Now that Noble has years of professional experience as an artist and professor, her former professors have become her peers. One in particular, Bob Ward, now trusts Noble with critiques of his work. “We exchange, and it’s a wonderful collaboration between us,” she said.


One of the best pieces of advice that Ward has given her that she continues to apply concerns the use of black in paintings. “He has always said, ‘Don’t use black,’” she said. Noble described his work as impressionistic in style, inspired by Vincent van Gogh and the plein air landscapes of his contemporaries. His works are studies of light and color, and like the impressionists and many of the post-impressionists before him, he doesn’t use black. “Everyone is drawn to the impressionists because of that,” Noble said. According to Noble, black can really dull the colors in a painting and, as a result, can dull the painting as a whole.

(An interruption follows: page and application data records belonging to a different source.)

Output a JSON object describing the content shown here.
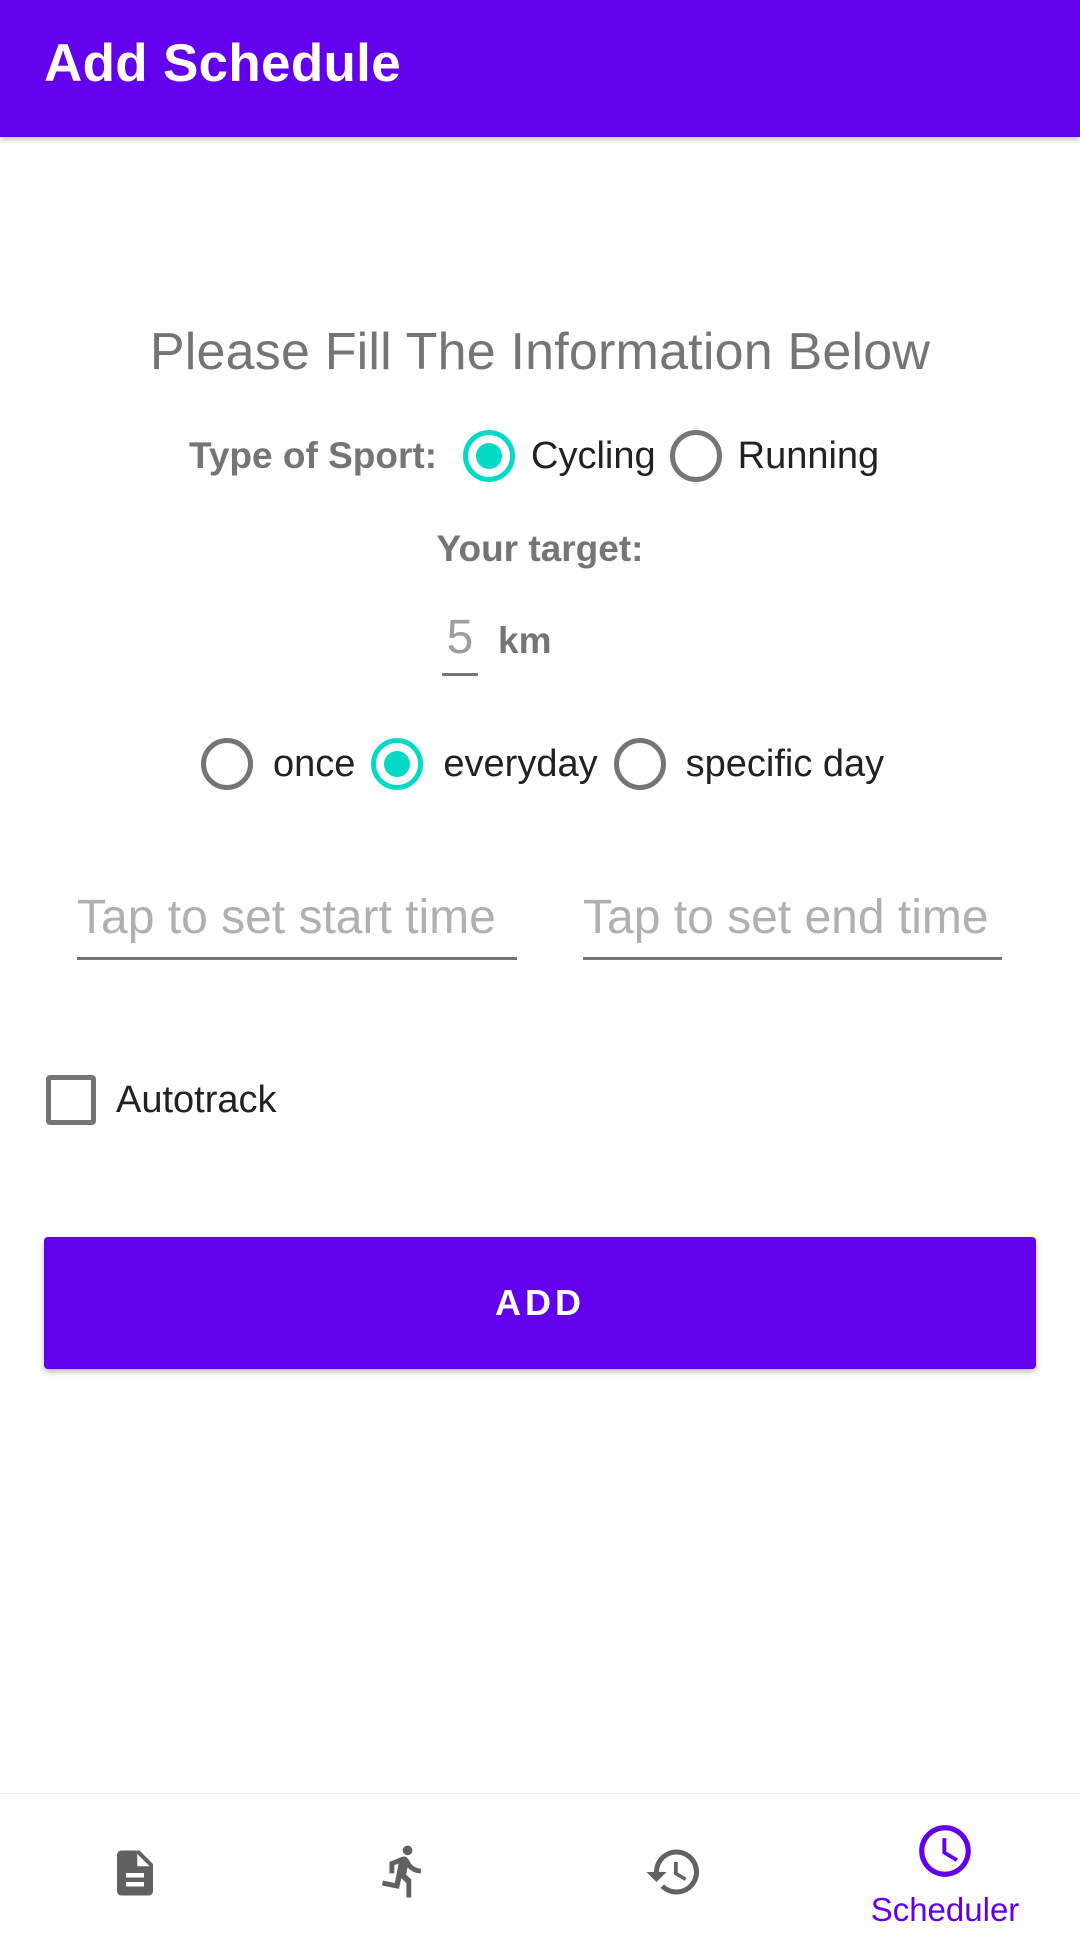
{
  "appbar": {
    "title": "Add Schedule"
  },
  "form": {
    "heading": "Please Fill The Information Below",
    "sport": {
      "label": "Type of Sport:",
      "options": [
        {
          "label": "Cycling",
          "checked": true
        },
        {
          "label": "Running",
          "checked": false
        }
      ]
    },
    "target": {
      "label": "Your target:",
      "value": "5",
      "unit": "km"
    },
    "frequency": {
      "options": [
        {
          "label": "once",
          "checked": false
        },
        {
          "label": "everyday",
          "checked": true
        },
        {
          "label": "specific day",
          "checked": false
        }
      ]
    },
    "start_time": {
      "placeholder": "Tap to set start time"
    },
    "end_time": {
      "placeholder": "Tap to set end time"
    },
    "autotrack": {
      "label": "Autotrack",
      "checked": false
    },
    "add_button": "ADD"
  },
  "bottom_nav": {
    "items": [
      {
        "icon": "document-icon",
        "label": "",
        "active": false
      },
      {
        "icon": "running-icon",
        "label": "",
        "active": false
      },
      {
        "icon": "history-icon",
        "label": "",
        "active": false
      },
      {
        "icon": "clock-icon",
        "label": "Scheduler",
        "active": true
      }
    ]
  },
  "colors": {
    "primary": "#6200ee",
    "accent": "#03dac5",
    "inactive_icon": "#616161",
    "hint_text": "#b0b0b0"
  }
}
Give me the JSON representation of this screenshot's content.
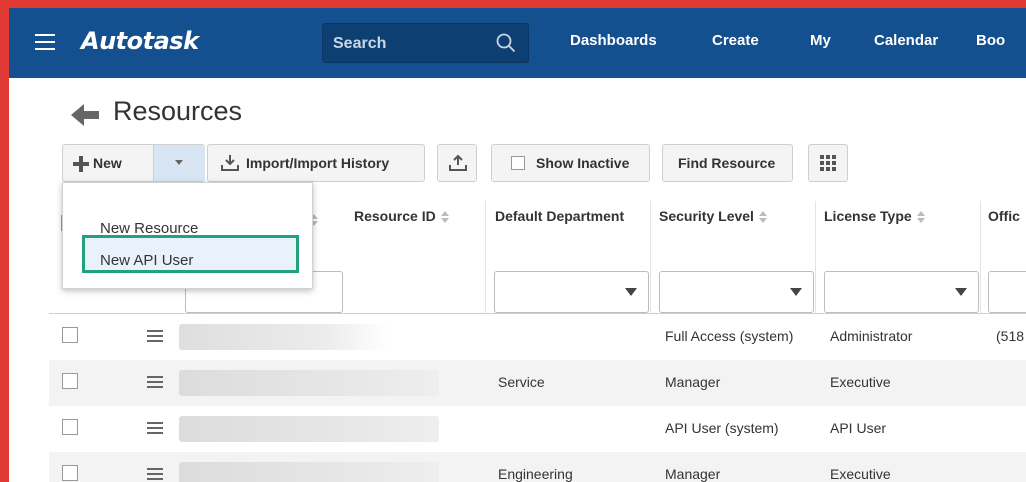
{
  "topbar": {
    "brand": "Autotask",
    "search_placeholder": "Search",
    "nav": [
      "Dashboards",
      "Create",
      "My",
      "Calendar",
      "Boo"
    ],
    "bg": "#14508f"
  },
  "page": {
    "title": "Resources"
  },
  "toolbar": {
    "new_label": "New",
    "import_label": "Import/Import History",
    "show_inactive_label": "Show Inactive",
    "find_resource_label": "Find Resource"
  },
  "new_menu": {
    "items": [
      "New Resource",
      "New API User"
    ],
    "highlight_color": "#23a07d"
  },
  "table": {
    "columns": [
      "Resource ID",
      "Default Department",
      "Security Level",
      "License Type",
      "Offic"
    ],
    "rows": [
      {
        "department": "",
        "security": "Full Access (system)",
        "license": "Administrator",
        "office": "(518"
      },
      {
        "department": "Service",
        "security": "Manager",
        "license": "Executive",
        "office": ""
      },
      {
        "department": "",
        "security": "API User (system)",
        "license": "API User",
        "office": ""
      },
      {
        "department": "Engineering",
        "security": "Manager",
        "license": "Executive",
        "office": ""
      }
    ]
  }
}
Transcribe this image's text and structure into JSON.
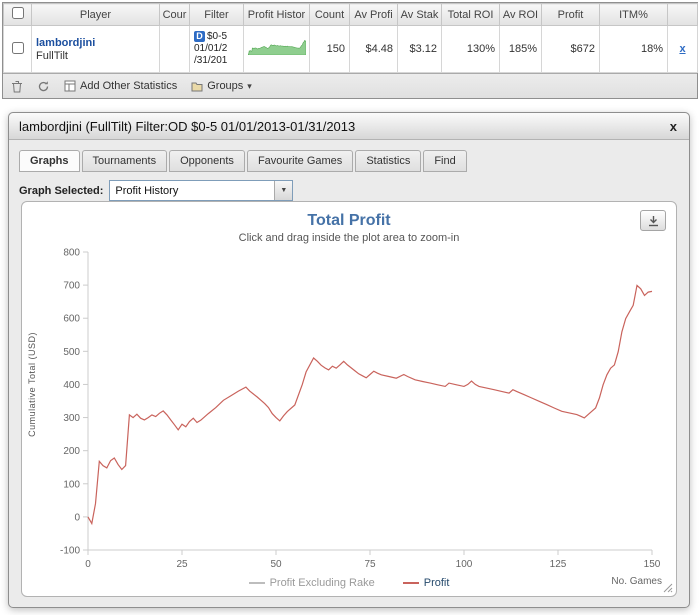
{
  "table": {
    "headers": [
      "",
      "Player",
      "Cour",
      "Filter",
      "Profit Histor",
      "Count",
      "Av Profi",
      "Av Stak",
      "Total ROI",
      "Av ROI",
      "Profit",
      "ITM%",
      ""
    ],
    "row": {
      "player": "lambordjini",
      "site": "FullTilt",
      "filter_badge": "D",
      "filter_line1": "$0-5",
      "filter_line2": "01/01/2",
      "filter_line3": "/31/201",
      "count": "150",
      "av_profit": "$4.48",
      "av_stake": "$3.12",
      "total_roi": "130%",
      "av_roi": "185%",
      "profit": "$672",
      "itm": "18%",
      "remove_label": "x",
      "sparkline_color": "#8fce8f",
      "sparkline_stroke": "#57a957"
    },
    "toolbar": {
      "add_other_statistics": "Add Other Statistics",
      "groups": "Groups",
      "groups_caret": "▾"
    }
  },
  "dialog": {
    "title": "lambordjini (FullTilt) Filter:OD $0-5 01/01/2013-01/31/2013",
    "close_label": "x",
    "tabs": [
      "Graphs",
      "Tournaments",
      "Opponents",
      "Favourite Games",
      "Statistics",
      "Find"
    ],
    "graph_selected_label": "Graph Selected:",
    "graph_selected_value": "Profit History"
  },
  "chart_data": {
    "type": "line",
    "title": "Total Profit",
    "subtitle": "Click and drag inside the plot area to zoom-in",
    "ylabel": "Cumulative Total (USD)",
    "xlabel": "No. Games",
    "xlim": [
      0,
      150
    ],
    "ylim": [
      -100,
      800
    ],
    "xticks": [
      0,
      25,
      50,
      75,
      100,
      125,
      150
    ],
    "yticks": [
      -100,
      0,
      100,
      200,
      300,
      400,
      500,
      600,
      700,
      800
    ],
    "grid": false,
    "legend_position": "bottom",
    "legend": [
      {
        "name": "Profit Excluding Rake",
        "color": "#bdbdbd",
        "label_color": "#9a9a9a",
        "disabled": true
      },
      {
        "name": "Profit",
        "color": "#c9635c",
        "label_color": "#274b6d",
        "disabled": false
      }
    ],
    "series": [
      {
        "name": "Profit",
        "color": "#c9635c",
        "points": [
          [
            0,
            0
          ],
          [
            1,
            -20
          ],
          [
            2,
            40
          ],
          [
            3,
            168
          ],
          [
            4,
            155
          ],
          [
            5,
            148
          ],
          [
            6,
            170
          ],
          [
            7,
            178
          ],
          [
            8,
            158
          ],
          [
            9,
            143
          ],
          [
            10,
            155
          ],
          [
            11,
            308
          ],
          [
            12,
            300
          ],
          [
            13,
            310
          ],
          [
            14,
            298
          ],
          [
            15,
            293
          ],
          [
            16,
            300
          ],
          [
            17,
            308
          ],
          [
            18,
            303
          ],
          [
            19,
            313
          ],
          [
            20,
            320
          ],
          [
            21,
            308
          ],
          [
            22,
            293
          ],
          [
            23,
            278
          ],
          [
            24,
            263
          ],
          [
            25,
            280
          ],
          [
            26,
            272
          ],
          [
            27,
            288
          ],
          [
            28,
            298
          ],
          [
            29,
            285
          ],
          [
            30,
            292
          ],
          [
            32,
            312
          ],
          [
            34,
            330
          ],
          [
            36,
            352
          ],
          [
            38,
            366
          ],
          [
            40,
            380
          ],
          [
            42,
            392
          ],
          [
            43,
            380
          ],
          [
            44,
            371
          ],
          [
            45,
            362
          ],
          [
            46,
            352
          ],
          [
            47,
            342
          ],
          [
            48,
            330
          ],
          [
            49,
            312
          ],
          [
            50,
            300
          ],
          [
            51,
            290
          ],
          [
            52,
            305
          ],
          [
            53,
            318
          ],
          [
            55,
            338
          ],
          [
            57,
            400
          ],
          [
            58,
            438
          ],
          [
            60,
            480
          ],
          [
            61,
            470
          ],
          [
            62,
            458
          ],
          [
            63,
            450
          ],
          [
            64,
            444
          ],
          [
            65,
            455
          ],
          [
            66,
            449
          ],
          [
            67,
            459
          ],
          [
            68,
            470
          ],
          [
            69,
            459
          ],
          [
            70,
            450
          ],
          [
            71,
            441
          ],
          [
            72,
            432
          ],
          [
            73,
            426
          ],
          [
            74,
            420
          ],
          [
            75,
            430
          ],
          [
            76,
            440
          ],
          [
            77,
            434
          ],
          [
            78,
            429
          ],
          [
            80,
            424
          ],
          [
            82,
            419
          ],
          [
            84,
            430
          ],
          [
            85,
            424
          ],
          [
            87,
            414
          ],
          [
            89,
            409
          ],
          [
            91,
            404
          ],
          [
            93,
            399
          ],
          [
            95,
            394
          ],
          [
            96,
            404
          ],
          [
            98,
            399
          ],
          [
            100,
            394
          ],
          [
            101,
            400
          ],
          [
            102,
            410
          ],
          [
            103,
            400
          ],
          [
            104,
            394
          ],
          [
            106,
            389
          ],
          [
            108,
            384
          ],
          [
            110,
            379
          ],
          [
            112,
            374
          ],
          [
            113,
            384
          ],
          [
            114,
            379
          ],
          [
            116,
            369
          ],
          [
            118,
            359
          ],
          [
            120,
            349
          ],
          [
            122,
            339
          ],
          [
            124,
            329
          ],
          [
            126,
            319
          ],
          [
            128,
            314
          ],
          [
            130,
            309
          ],
          [
            131,
            304
          ],
          [
            132,
            299
          ],
          [
            133,
            309
          ],
          [
            134,
            319
          ],
          [
            135,
            329
          ],
          [
            136,
            359
          ],
          [
            137,
            399
          ],
          [
            138,
            429
          ],
          [
            139,
            449
          ],
          [
            140,
            459
          ],
          [
            141,
            499
          ],
          [
            142,
            559
          ],
          [
            143,
            599
          ],
          [
            144,
            619
          ],
          [
            145,
            639
          ],
          [
            146,
            699
          ],
          [
            147,
            689
          ],
          [
            148,
            669
          ],
          [
            149,
            679
          ],
          [
            150,
            681
          ]
        ]
      }
    ]
  }
}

Like Ward, Noble loves the broken color of impressionism, and allows the style to influence her paintings. Typically, her photos are black and white, and her paintings are in color. “I need both,” she said. “It’s like yin and yang.” But even when she’s painting, her photographs play an important role. Usually she uses a photograph to help her start a painting—as a basis for the drawing. Then, once she gets started painting, she puts the photograph away, lets her imagination for color take over, and lets the painting have a life of its own.


Noble also takes some of her inspiration from other artists. “I think we’re all inspired by other artists,” she said. “I get so inspired for instance when I go to the Louvre or the National Gallery in London.” She said her recent paintings have been inspired by fellow artist Erin Hanson, a modern impressionist who created a style she calls open-impressionism. “The way she captures light is just mesmerizing to me,” Noble said. “It’s a technique I love. I just can’t get enough of it.”


With regard to her photographs, Noble is focusing on infrared photography primarily of trees. Infrared photography is unique because it literally allows the photographer to capture the unseen. The human eye can only detect a certain spectrum of light, and infrared light is not included in that spectrum. However, an infrared camera can capture the way infrared light reflects from objects in a way we can see. The results, according to Noble, can be moody, dramatic, and surprising. Although she’s tried other processes, infrared is her current favorite, and she described herself as “addicted” to it.


The addiction is one she credits to her friend and fellow photographer George McCarty. When Noble was just beginning to take photographs, she would take her photos to Quick Print Photo on N. 18th St. in Monroe, which was owned by McCarty. Over time, they became friends. In fact, McCarty encouraged her to attend a two-week workshop taught by Elizabeth Opalenik in Provence, France, in 2000 that changed her direction dramatically, leading her to create more art inspired by travel abroad. She and McCarty have been “photo buddies” for years now, and McCarty actually gave Noble her first infrared camera.


Now Noble has been creating art for so long that she has an entire room in the back of her house that is filled with her work. Her brother, daughter, son, and mother’s houses are also full of her work. “It’s such a satisfying feeling to know the people I love enjoy my art and want to view it,” she said. But it’s also satisfying for Noble to know that her work is enjoyed by an extensive list of others who have hung her work in their offices and homes here in Louisiana and across the world.